The problem is that the first PCI BIOS's were extremely buggy. These are BIOS's on motherboards manufactured before 1995 or so. And some of them conflict with PCI cards running with a new Windows OS (e.g. Windows 95B, Windows 97, Windows NT), and therefore require an upgrade from the manufacturer of the computer. Also, some of the very new computers (especially the more complicated computers) are running bios's that have not been fully tested with those computers and many pci cards. And these are infamous for having trouble with pci cards. A bios upgrade on a 3mth old computers is not uncommon since the bugs are sometimes not apparent and fixed until the computer has been shipping for a while.

If the instruNet software crashes upon launch, or does not see the PCI card, it might be due to a buggy PCI BIOS; especially if the motherboard was manufactured before 1995.

If you fax a copy of the Windows System Resource Report to your instruNet supplier, they might be able to tell you if they see any conflicts. To print a copy of this, run Windows "Explorer", Open the "Control Panels" folder, double-click on "System", select "Device Manager" tab, press "Print", select "All devices and system summary", and then press "OK".

Windows 95
One of the jobs of the PCI BIOS is to assign memory addresses to the PCI card. To see what address have been assigned to an installed instruNet PCI card: Run "Explorer", Open the "Control Panels" folder, double-click on "System", select "Device Manager" tab, double-click "Other Devices" to show "PCI Card", select "PCI Card", click "Properties", click "Resources", and wait up to 30seconds for a list of address to appear.

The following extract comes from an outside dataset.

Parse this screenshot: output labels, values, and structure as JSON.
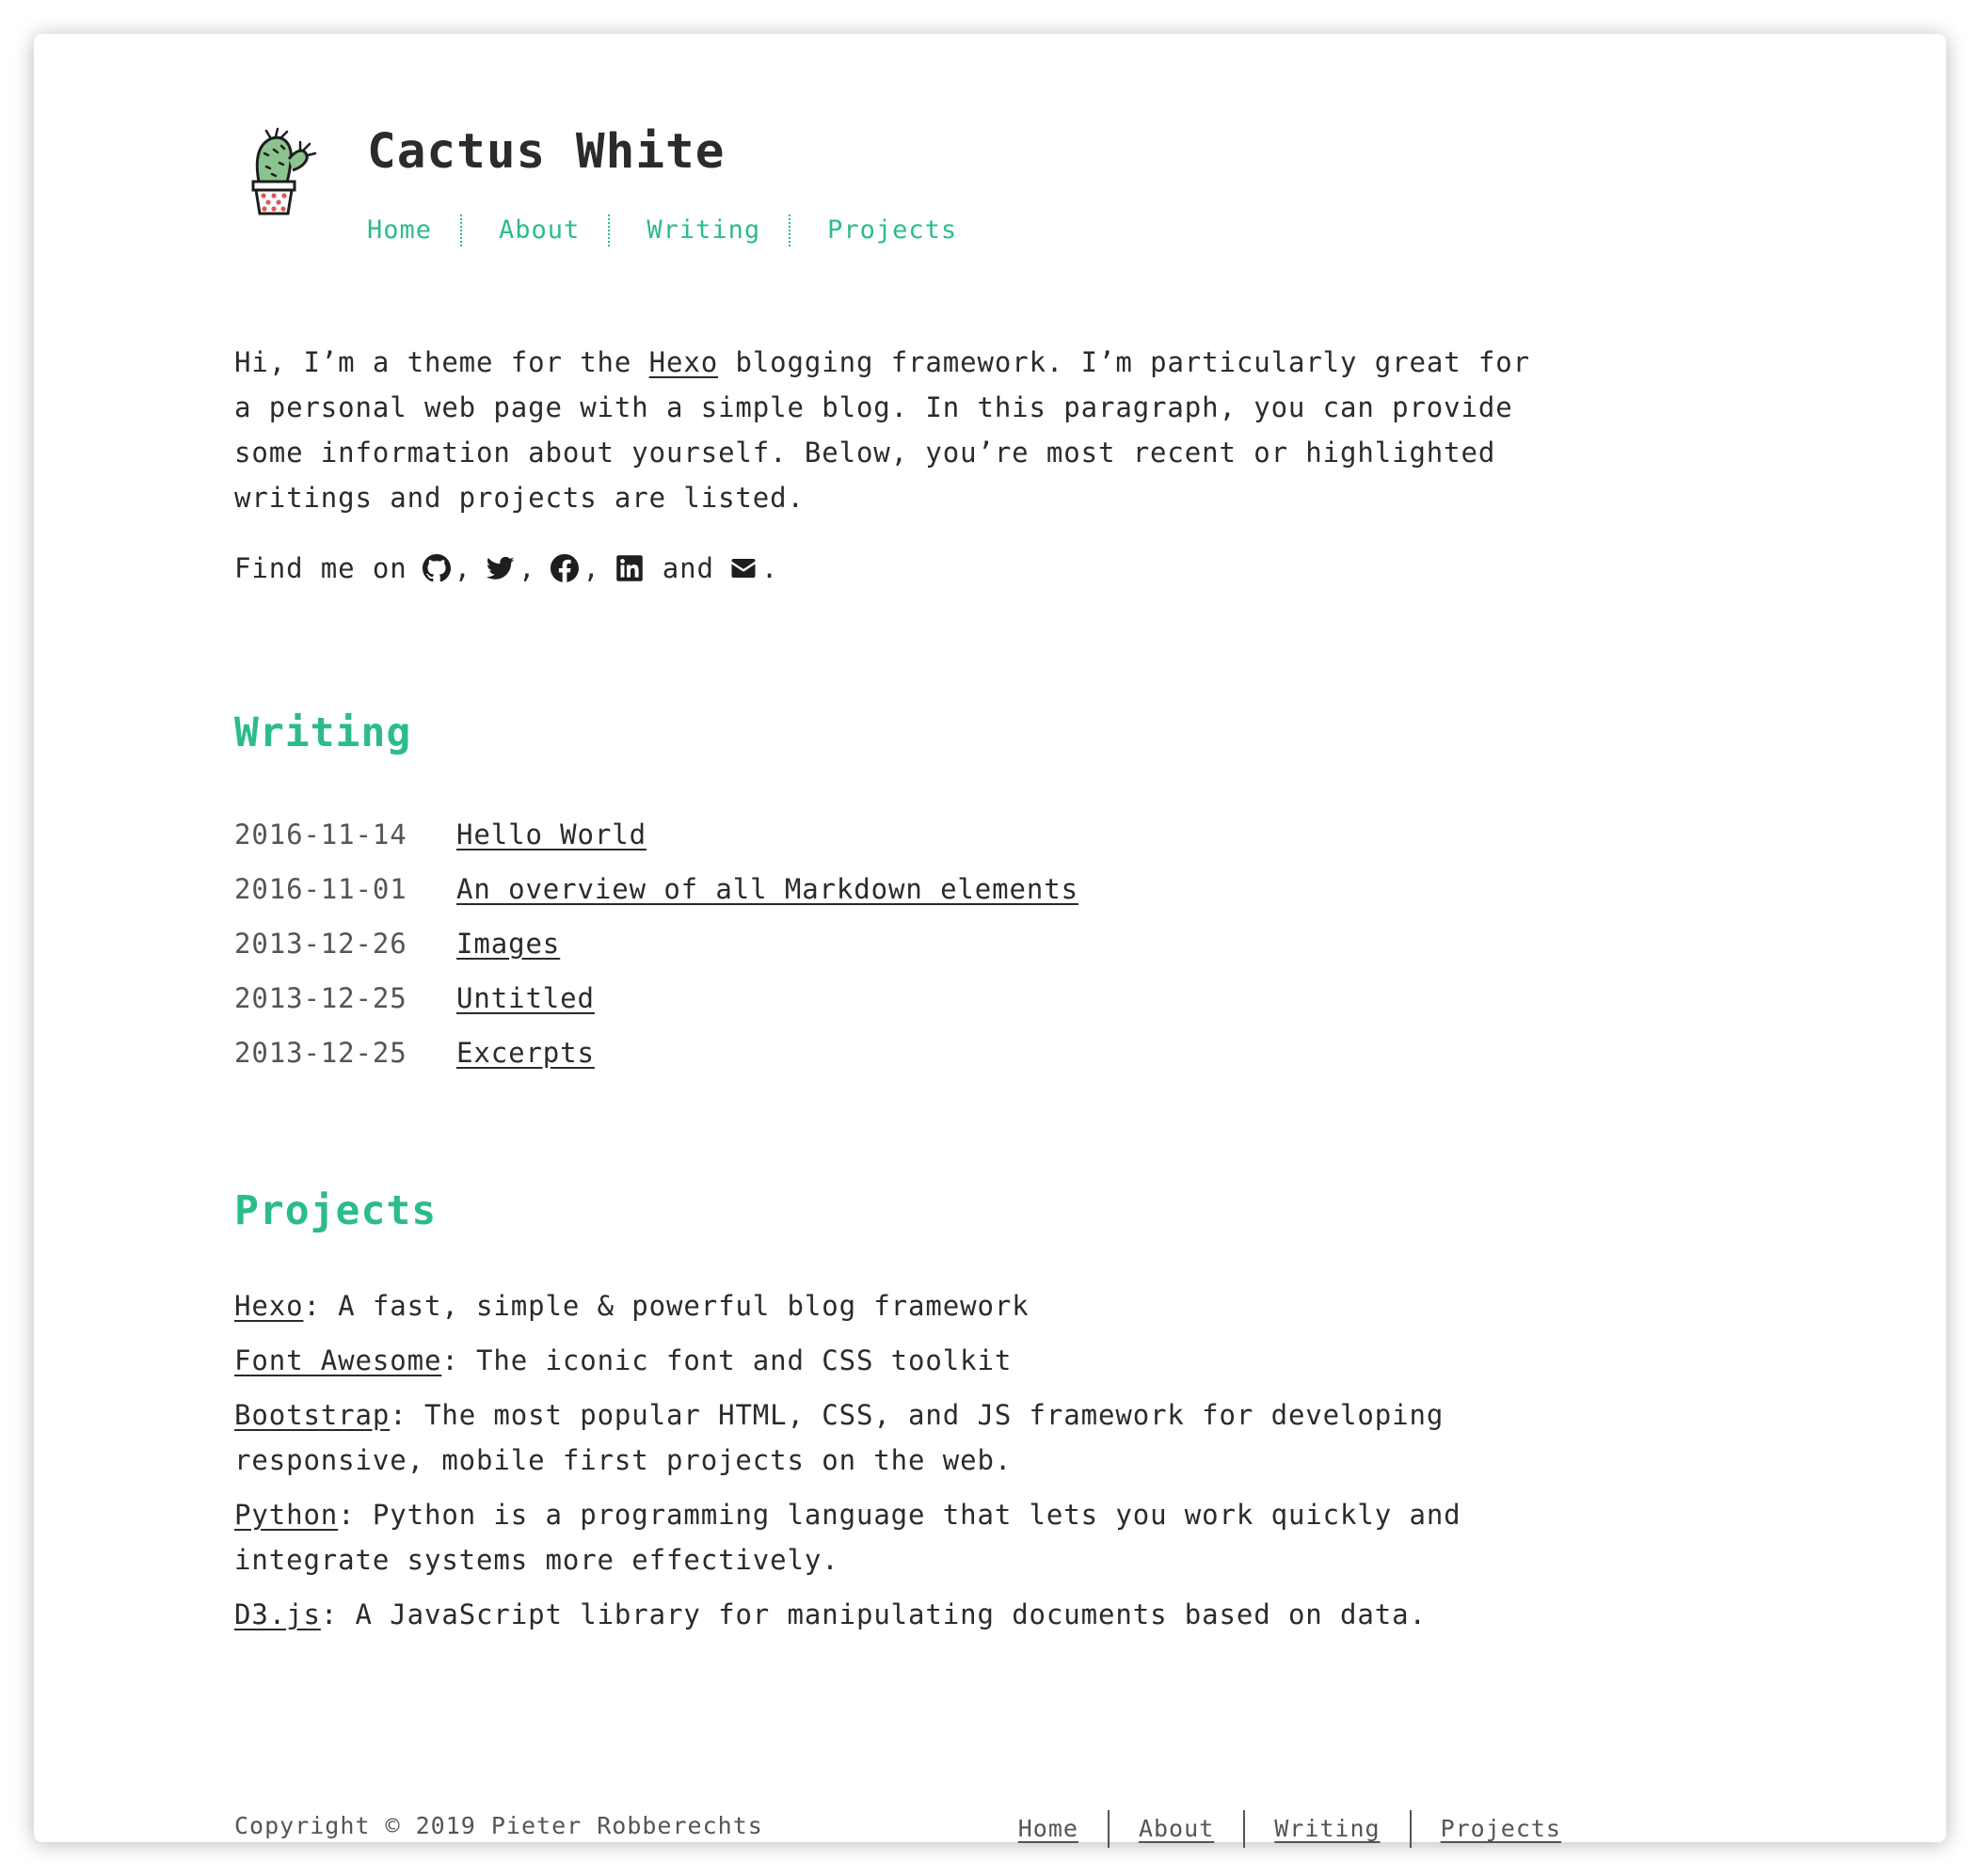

If the ranges start with 0000000, or overlap with each other, or overlap with any other assigned addresses in the computer, or are less than 4K away from any other address range in the computer; then you've got a buggy PCI BIOS (sorry). If so, call the computer manufacturer and request a PCI BIOS upgrade.